+++ Task input +++

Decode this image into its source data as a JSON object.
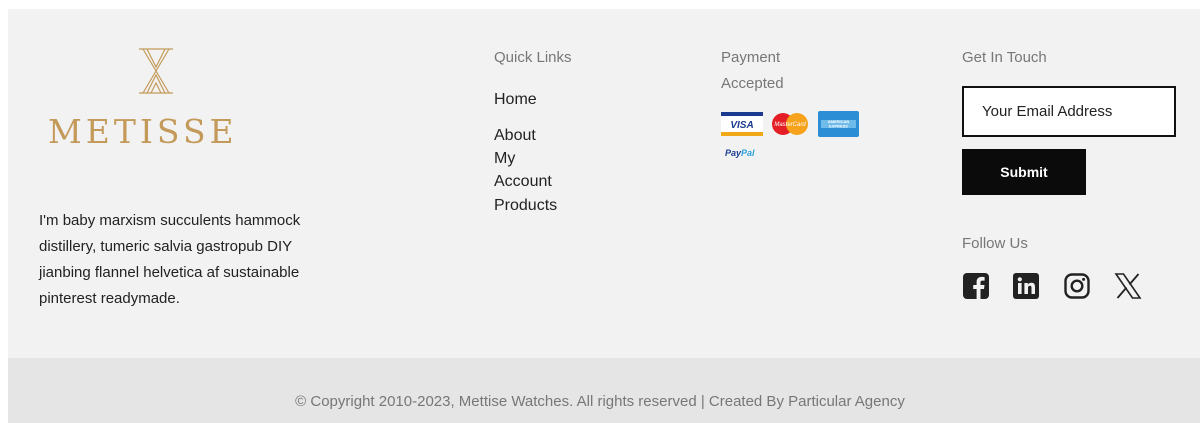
{
  "brand": {
    "name": "METISSE",
    "description": "I'm baby marxism succulents hammock distillery, tumeric salvia gastropub DIY jianbing flannel helvetica af sustainable pinterest readymade.",
    "color": "#c49a5a"
  },
  "quick_links": {
    "heading": "Quick Links",
    "items": [
      {
        "label": "Home"
      },
      {
        "label": "About"
      },
      {
        "label": "My Account"
      },
      {
        "label": "Products"
      }
    ]
  },
  "payment": {
    "heading": "Payment Accepted",
    "cards": [
      "VISA",
      "MasterCard",
      "AMERICAN EXPRESS",
      "PayPal"
    ]
  },
  "contact": {
    "heading": "Get In Touch",
    "email_placeholder": "Your Email Address",
    "submit_label": "Submit"
  },
  "social": {
    "heading": "Follow Us",
    "icons": [
      "facebook-icon",
      "linkedin-icon",
      "instagram-icon",
      "x-icon"
    ]
  },
  "footer": {
    "copyright": "© Copyright 2010-2023, Mettise Watches. All rights reserved | Created By Particular Agency"
  }
}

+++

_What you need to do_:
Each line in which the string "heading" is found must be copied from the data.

_Solution to this exercise_:
    "heading": "Quick Links",
    "heading": "Payment Accepted",
    "heading": "Get In Touch",
    "heading": "Follow Us",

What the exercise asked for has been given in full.